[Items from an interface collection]
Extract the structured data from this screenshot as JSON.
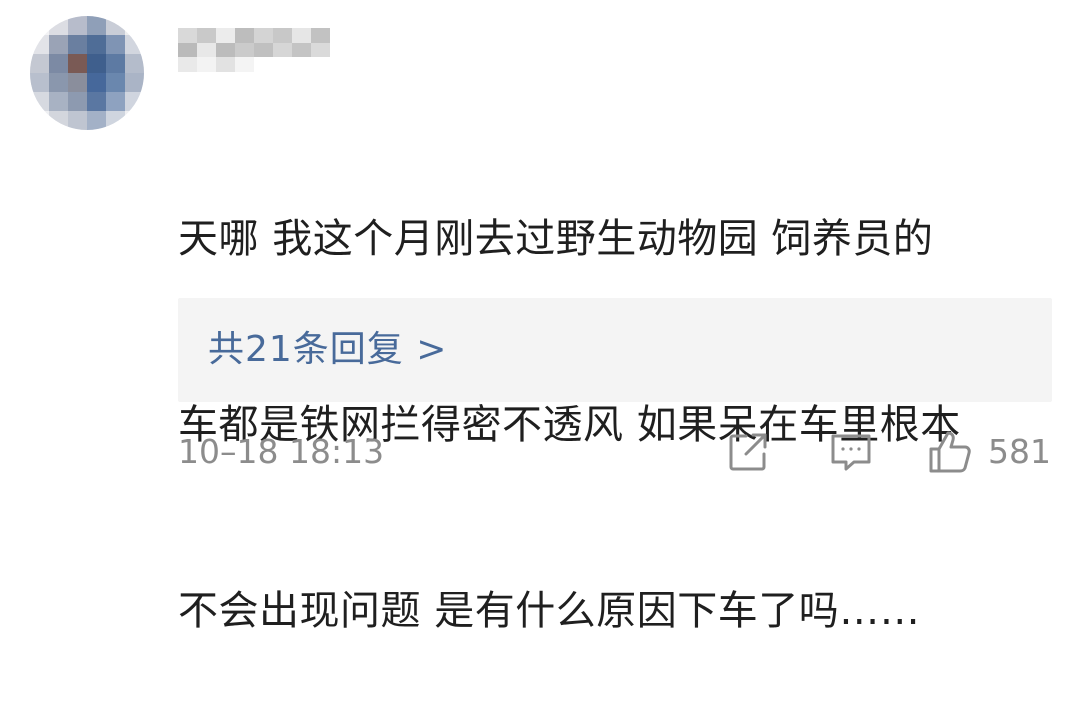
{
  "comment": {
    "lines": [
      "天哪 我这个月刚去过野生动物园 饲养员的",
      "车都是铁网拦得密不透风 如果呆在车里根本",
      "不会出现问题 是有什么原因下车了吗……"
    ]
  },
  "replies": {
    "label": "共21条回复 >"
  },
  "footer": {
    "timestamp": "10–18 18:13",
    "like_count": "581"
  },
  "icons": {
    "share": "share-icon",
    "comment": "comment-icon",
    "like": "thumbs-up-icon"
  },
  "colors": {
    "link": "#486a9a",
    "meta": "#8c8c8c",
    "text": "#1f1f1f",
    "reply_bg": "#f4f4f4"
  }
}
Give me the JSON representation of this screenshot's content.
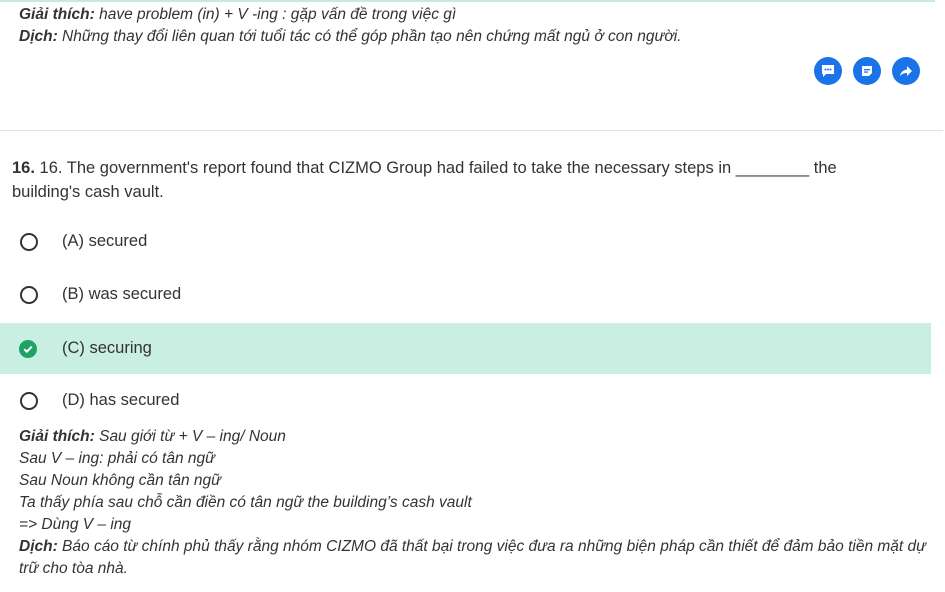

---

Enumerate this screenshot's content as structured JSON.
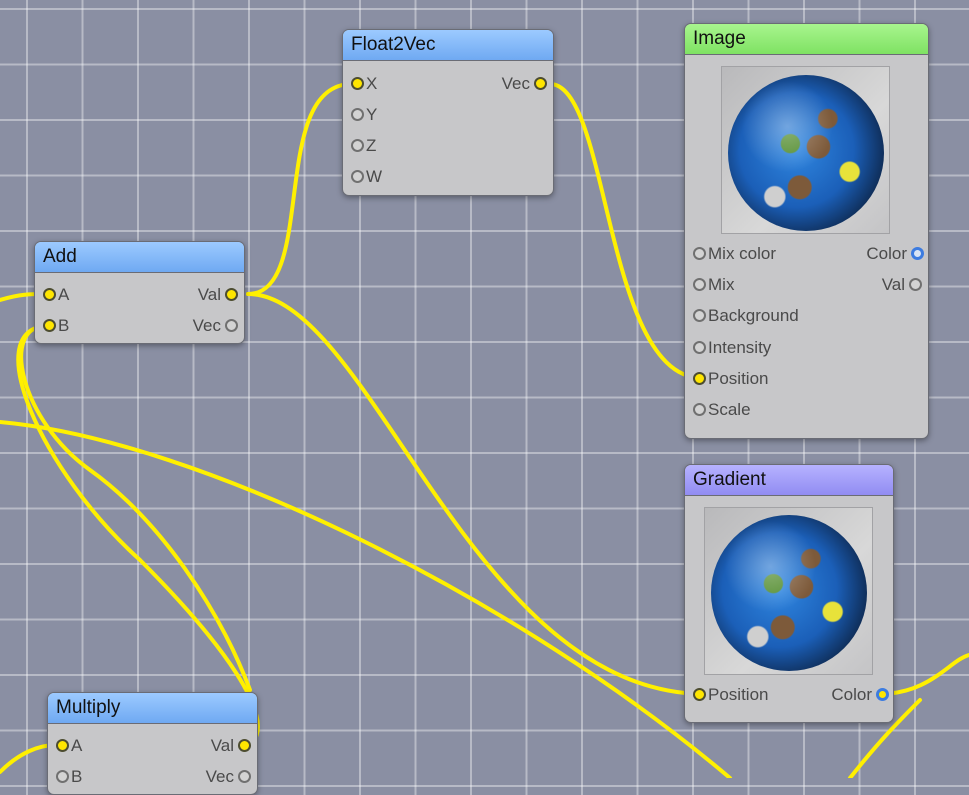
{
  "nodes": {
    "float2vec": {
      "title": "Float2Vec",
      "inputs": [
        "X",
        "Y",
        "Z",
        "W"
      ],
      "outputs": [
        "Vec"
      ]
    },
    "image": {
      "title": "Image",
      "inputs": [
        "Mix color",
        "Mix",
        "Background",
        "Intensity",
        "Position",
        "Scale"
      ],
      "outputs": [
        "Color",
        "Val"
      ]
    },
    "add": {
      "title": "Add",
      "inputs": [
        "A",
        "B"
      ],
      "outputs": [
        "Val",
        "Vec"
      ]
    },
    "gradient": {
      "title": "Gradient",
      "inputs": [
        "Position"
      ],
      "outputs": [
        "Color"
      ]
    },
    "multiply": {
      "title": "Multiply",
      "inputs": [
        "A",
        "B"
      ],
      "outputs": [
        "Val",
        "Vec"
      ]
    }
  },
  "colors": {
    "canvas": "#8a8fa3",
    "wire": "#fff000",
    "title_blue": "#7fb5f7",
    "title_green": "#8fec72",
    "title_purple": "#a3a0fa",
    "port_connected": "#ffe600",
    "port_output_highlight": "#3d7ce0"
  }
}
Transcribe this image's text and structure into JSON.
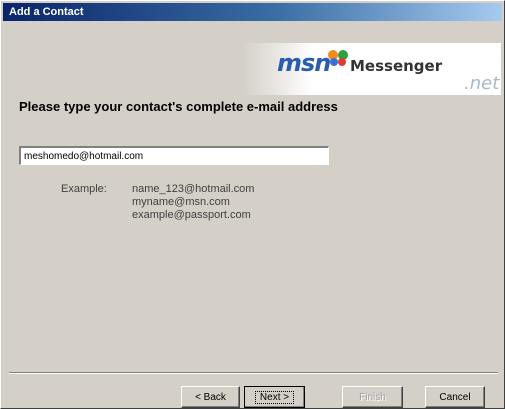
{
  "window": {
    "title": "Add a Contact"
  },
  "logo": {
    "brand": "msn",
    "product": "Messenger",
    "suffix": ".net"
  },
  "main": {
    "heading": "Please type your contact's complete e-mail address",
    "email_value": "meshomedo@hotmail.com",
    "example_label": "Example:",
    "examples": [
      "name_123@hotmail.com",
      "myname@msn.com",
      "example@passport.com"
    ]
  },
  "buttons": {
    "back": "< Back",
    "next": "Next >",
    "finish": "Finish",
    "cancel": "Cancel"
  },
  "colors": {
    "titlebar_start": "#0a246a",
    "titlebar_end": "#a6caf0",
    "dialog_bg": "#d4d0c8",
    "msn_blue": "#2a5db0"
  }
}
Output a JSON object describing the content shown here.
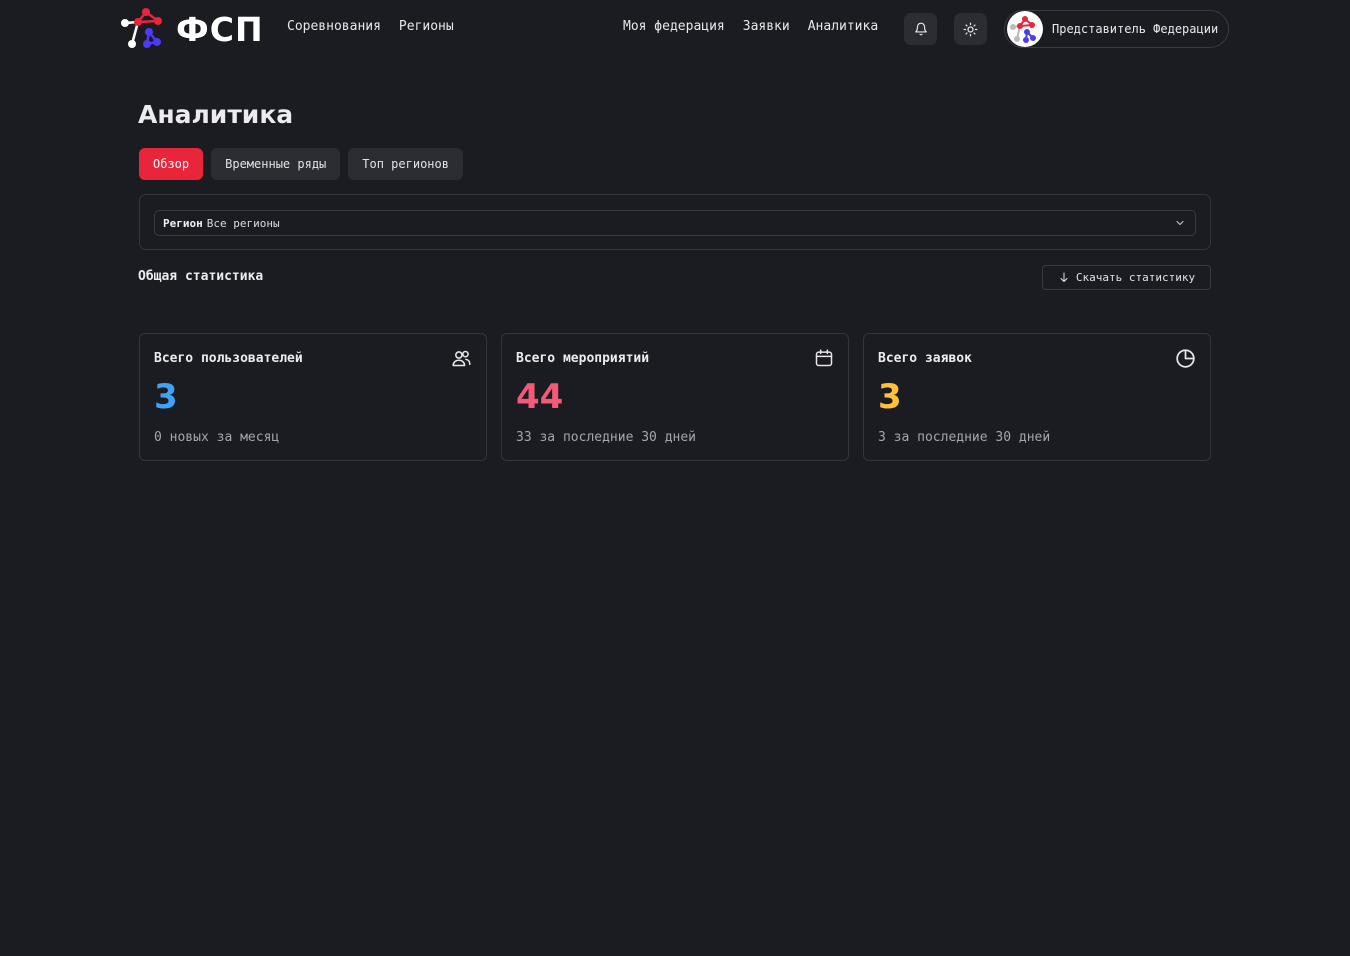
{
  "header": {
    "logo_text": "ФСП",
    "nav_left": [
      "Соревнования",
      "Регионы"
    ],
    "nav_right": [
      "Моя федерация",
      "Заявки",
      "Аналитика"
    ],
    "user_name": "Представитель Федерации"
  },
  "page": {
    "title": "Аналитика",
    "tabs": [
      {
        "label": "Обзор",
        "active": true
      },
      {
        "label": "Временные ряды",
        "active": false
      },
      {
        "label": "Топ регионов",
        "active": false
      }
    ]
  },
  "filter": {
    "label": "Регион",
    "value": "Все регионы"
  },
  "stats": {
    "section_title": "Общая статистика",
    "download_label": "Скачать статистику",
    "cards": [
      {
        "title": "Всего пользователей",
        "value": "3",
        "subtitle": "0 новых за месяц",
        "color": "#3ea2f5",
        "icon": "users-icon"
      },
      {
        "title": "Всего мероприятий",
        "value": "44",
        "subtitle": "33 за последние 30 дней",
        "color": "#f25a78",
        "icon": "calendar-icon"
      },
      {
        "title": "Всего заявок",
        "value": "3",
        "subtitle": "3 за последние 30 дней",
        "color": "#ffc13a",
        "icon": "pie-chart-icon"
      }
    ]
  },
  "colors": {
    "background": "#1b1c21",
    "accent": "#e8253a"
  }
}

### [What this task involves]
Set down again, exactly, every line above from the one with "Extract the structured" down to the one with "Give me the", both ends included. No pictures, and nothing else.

### [Task response]
Extract the structured data from this screenshot as JSON.
{
  "comment": {
    "lines": [
      "天哪 我这个月刚去过野生动物园 饲养员的",
      "车都是铁网拦得密不透风 如果呆在车里根本",
      "不会出现问题 是有什么原因下车了吗……"
    ]
  },
  "replies": {
    "label": "共21条回复 >"
  },
  "footer": {
    "timestamp": "10–18 18:13",
    "like_count": "581"
  },
  "icons": {
    "share": "share-icon",
    "comment": "comment-icon",
    "like": "thumbs-up-icon"
  },
  "colors": {
    "link": "#486a9a",
    "meta": "#8c8c8c",
    "text": "#1f1f1f",
    "reply_bg": "#f4f4f4"
  }
}
Give me the JSON representation of this screenshot's content.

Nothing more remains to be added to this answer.